[TASK INPUTS Boundary: Start]
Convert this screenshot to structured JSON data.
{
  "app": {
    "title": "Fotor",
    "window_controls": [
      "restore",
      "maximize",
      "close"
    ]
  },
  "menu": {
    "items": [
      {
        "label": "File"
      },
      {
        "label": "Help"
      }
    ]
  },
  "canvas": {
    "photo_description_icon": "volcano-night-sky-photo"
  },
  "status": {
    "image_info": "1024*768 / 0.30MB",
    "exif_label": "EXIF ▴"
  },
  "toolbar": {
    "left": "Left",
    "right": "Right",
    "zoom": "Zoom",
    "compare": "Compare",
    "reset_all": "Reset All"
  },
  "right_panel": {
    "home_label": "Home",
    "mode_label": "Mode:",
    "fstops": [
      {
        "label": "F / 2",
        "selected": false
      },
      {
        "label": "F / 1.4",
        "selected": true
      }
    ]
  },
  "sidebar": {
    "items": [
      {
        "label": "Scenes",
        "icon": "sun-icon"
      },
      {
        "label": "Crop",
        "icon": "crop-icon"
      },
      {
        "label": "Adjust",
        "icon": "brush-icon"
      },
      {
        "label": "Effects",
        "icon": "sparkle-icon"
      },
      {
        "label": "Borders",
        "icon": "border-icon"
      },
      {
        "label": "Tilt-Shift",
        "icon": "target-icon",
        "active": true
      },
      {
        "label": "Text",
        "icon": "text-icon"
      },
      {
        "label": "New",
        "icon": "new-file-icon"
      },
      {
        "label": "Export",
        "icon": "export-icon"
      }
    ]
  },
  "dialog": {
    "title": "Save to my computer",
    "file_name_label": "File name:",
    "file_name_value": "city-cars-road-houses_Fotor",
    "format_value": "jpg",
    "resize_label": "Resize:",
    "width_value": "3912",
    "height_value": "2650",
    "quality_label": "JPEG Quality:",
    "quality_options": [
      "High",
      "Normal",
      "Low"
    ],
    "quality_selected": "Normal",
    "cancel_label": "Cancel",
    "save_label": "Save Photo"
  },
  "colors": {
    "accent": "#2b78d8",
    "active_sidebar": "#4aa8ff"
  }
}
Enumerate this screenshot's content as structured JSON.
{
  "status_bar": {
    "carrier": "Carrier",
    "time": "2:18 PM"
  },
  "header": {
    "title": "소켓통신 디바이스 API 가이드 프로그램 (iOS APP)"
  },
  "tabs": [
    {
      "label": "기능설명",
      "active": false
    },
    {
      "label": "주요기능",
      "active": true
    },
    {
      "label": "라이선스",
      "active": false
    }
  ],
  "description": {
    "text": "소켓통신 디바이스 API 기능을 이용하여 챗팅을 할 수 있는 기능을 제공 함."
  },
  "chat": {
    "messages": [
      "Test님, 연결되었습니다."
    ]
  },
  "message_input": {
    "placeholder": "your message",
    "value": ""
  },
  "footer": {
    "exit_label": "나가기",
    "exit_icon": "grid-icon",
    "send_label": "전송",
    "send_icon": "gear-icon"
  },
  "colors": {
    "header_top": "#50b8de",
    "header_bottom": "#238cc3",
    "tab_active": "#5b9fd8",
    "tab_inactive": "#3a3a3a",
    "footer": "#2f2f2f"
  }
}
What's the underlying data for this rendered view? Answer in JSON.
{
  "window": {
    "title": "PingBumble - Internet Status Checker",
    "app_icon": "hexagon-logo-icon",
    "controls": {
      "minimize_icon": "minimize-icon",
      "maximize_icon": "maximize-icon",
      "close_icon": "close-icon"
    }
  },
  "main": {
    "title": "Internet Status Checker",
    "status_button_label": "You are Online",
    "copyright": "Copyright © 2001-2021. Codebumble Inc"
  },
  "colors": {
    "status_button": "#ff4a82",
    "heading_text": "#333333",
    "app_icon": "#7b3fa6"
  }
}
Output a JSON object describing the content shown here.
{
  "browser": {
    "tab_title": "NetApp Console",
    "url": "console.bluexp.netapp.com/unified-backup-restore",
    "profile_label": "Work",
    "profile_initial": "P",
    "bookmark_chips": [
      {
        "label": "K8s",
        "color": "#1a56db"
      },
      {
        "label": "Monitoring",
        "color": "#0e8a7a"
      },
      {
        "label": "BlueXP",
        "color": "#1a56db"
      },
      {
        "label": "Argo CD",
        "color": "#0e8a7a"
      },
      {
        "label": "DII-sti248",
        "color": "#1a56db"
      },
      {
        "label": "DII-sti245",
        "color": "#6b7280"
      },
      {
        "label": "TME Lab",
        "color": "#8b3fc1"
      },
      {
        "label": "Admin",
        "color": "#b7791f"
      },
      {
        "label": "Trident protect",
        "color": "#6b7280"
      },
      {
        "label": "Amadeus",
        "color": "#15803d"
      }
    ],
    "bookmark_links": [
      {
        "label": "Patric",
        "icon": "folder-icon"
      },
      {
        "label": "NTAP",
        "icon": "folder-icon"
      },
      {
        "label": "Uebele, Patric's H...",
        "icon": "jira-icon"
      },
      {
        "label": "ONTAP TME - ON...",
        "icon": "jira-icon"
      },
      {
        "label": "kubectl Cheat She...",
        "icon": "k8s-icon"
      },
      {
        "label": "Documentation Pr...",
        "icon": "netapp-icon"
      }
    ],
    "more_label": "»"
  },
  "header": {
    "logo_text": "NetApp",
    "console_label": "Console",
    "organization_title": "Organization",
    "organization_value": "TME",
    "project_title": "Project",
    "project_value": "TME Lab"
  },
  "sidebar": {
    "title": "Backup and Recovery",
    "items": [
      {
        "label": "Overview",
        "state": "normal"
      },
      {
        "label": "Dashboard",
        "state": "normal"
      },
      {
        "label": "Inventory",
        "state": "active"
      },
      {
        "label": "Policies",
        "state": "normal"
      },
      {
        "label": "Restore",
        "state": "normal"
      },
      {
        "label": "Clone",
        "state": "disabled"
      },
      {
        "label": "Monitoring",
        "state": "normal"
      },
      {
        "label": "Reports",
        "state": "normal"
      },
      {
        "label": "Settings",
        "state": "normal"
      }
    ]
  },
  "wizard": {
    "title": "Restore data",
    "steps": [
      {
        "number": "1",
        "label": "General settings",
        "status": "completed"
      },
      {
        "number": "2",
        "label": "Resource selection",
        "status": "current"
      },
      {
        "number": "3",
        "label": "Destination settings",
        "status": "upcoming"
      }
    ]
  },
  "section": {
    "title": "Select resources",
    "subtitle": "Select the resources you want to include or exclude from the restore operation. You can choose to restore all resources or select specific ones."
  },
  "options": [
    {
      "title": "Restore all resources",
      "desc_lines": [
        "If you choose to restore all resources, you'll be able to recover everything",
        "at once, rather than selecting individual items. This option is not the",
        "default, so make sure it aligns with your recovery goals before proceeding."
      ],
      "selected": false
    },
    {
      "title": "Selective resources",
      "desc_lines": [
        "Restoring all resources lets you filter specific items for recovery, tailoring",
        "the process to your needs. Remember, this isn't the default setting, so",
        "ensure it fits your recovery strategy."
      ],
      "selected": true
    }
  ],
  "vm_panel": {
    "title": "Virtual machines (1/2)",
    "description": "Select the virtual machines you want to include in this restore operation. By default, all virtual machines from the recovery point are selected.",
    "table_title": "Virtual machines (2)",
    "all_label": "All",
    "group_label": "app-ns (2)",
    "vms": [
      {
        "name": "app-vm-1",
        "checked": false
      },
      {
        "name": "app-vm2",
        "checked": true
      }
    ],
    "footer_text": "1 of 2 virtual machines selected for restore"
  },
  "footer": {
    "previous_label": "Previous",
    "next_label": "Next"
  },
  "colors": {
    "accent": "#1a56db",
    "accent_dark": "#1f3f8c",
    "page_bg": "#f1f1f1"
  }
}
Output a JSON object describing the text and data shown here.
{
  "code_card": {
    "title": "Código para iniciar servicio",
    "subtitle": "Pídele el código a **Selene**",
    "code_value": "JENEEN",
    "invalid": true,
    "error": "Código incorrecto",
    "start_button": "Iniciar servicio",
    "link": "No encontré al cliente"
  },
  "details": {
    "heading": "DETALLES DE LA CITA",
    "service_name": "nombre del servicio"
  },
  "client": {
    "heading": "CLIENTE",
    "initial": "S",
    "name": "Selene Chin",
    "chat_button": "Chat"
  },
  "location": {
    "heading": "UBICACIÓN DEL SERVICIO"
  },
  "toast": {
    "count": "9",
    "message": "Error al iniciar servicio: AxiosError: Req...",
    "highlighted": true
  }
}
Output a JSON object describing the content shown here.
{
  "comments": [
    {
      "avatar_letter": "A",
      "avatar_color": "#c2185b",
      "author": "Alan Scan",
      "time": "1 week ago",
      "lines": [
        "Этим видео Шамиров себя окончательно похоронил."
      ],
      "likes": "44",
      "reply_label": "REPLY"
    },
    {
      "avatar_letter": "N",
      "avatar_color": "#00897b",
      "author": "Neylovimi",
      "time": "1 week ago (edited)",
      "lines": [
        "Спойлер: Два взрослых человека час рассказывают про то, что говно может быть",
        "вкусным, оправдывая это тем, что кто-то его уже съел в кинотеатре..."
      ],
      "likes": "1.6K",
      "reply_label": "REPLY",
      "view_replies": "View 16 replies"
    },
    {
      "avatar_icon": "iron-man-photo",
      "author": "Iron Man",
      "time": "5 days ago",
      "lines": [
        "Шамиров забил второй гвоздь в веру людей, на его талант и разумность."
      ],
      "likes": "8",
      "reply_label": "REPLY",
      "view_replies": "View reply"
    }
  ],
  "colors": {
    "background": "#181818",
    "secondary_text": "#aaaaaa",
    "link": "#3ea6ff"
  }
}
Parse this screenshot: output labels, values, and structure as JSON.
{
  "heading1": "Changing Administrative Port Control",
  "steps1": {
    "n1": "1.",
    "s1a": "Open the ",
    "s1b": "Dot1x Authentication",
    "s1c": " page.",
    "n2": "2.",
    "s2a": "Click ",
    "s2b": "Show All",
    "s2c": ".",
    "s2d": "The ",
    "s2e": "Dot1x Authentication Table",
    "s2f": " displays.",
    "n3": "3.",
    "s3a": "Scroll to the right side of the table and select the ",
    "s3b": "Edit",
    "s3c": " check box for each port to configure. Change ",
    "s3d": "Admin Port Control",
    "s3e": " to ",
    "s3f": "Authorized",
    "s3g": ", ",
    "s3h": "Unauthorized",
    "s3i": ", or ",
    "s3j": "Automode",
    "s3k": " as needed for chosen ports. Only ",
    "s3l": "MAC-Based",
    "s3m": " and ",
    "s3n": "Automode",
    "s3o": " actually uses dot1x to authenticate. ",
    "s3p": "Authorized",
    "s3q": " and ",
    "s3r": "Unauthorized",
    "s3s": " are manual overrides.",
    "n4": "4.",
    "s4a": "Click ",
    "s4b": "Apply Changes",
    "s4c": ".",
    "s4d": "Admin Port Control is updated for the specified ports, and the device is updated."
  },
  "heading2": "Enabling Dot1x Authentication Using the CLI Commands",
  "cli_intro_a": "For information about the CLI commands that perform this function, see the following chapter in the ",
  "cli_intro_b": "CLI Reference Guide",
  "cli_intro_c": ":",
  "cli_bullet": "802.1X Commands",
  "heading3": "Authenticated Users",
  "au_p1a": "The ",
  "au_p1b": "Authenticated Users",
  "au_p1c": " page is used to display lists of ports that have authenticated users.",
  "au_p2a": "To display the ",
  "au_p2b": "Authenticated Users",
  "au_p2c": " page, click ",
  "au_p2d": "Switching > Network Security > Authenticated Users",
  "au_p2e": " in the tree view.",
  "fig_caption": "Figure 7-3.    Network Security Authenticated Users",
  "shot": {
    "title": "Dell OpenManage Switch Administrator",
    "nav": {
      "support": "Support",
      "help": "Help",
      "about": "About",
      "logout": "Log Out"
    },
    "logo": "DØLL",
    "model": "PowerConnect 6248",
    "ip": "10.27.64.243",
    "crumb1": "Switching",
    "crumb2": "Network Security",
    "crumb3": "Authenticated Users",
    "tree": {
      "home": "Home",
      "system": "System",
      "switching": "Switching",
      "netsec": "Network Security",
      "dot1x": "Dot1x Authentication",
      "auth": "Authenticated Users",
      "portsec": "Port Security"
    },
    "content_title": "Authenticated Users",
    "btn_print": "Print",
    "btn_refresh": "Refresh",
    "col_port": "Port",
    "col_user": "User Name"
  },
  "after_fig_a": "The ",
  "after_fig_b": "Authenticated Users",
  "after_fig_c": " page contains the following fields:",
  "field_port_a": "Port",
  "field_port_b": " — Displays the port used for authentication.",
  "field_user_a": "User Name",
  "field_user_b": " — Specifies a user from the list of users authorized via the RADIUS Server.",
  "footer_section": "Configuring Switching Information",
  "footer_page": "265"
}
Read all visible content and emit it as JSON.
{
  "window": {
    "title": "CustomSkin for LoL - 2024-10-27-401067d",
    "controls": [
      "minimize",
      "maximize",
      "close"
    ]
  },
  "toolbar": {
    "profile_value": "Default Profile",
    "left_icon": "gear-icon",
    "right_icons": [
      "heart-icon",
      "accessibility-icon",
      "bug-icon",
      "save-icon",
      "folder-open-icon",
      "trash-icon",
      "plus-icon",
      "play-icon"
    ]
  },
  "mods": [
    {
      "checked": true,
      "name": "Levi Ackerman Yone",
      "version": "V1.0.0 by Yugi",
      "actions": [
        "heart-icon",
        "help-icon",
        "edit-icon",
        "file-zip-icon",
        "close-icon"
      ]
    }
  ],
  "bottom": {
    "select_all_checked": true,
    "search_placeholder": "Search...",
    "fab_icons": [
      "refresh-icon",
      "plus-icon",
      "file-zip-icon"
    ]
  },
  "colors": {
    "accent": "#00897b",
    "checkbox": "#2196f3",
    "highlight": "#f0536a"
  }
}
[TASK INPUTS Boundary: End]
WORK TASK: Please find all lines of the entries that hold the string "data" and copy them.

WRITTEN RESPONSE:
Convert this screenshot to structured JSON data.
What's the underlying data for this rendered view? Answer in JSON.
    "title": "Restore data",
Output a JSON object describing the text and data shown here.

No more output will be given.